• [TASK]: The answer must be an exact copy of all the data below.

==== EXERCISE INPUTS ====

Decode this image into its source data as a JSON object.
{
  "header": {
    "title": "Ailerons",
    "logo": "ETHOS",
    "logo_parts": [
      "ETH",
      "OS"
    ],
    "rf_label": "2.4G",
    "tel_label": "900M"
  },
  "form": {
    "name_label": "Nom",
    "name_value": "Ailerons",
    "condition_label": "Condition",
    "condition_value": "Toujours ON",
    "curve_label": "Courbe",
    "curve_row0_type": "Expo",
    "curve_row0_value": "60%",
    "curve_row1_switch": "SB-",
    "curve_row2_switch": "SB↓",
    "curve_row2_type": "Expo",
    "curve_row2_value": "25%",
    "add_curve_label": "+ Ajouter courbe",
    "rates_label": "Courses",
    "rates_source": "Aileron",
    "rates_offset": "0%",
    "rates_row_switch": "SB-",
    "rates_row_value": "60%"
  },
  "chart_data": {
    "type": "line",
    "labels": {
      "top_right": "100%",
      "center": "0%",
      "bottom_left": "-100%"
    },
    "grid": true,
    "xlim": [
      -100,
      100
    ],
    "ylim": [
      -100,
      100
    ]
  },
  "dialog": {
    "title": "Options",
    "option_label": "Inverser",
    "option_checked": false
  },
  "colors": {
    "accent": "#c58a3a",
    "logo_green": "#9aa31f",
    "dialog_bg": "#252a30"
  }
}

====

• [SOLVED PROBLEM]:
Decode this image into its source data as a JSON object.
{
  "header": {
    "title": "Ailerons",
    "logo": "ETHOS",
    "logo_parts": [
      "ETH",
      "OS"
    ],
    "rf_label": "2.4G",
    "tel_label": "900M"
  },
  "form": {
    "name_label": "Nom",
    "name_value": "Ailerons",
    "condition_label": "Condition",
    "condition_value": "Toujours ON",
    "curve_label": "Courbe",
    "curve_row0_type": "Expo",
    "curve_row0_value": "60%",
    "curve_row1_switch": "SB-",
    "curve_row2_switch": "SB↓",
    "curve_row2_type": "Expo",
    "curve_row2_value": "25%",
    "add_curve_label": "+ Ajouter courbe",
    "rates_label": "Courses",
    "rates_source": "Aileron",
    "rates_offset": "0%",
    "rates_row_switch": "SB-",
    "rates_row_value": "60%"
  },
  "chart_data": {
    "type": "line",
    "labels": {
      "top_right": "100%",
      "center": "0%",
      "bottom_left": "-100%"
    },
    "grid": true,
    "xlim": [
      -100,
      100
    ],
    "ylim": [
      -100,
      100
    ]
  },
  "dialog": {
    "title": "Options",
    "option_label": "Inverser",
    "option_checked": false
  },
  "colors": {
    "accent": "#c58a3a",
    "logo_green": "#9aa31f",
    "dialog_bg": "#252a30"
  }
}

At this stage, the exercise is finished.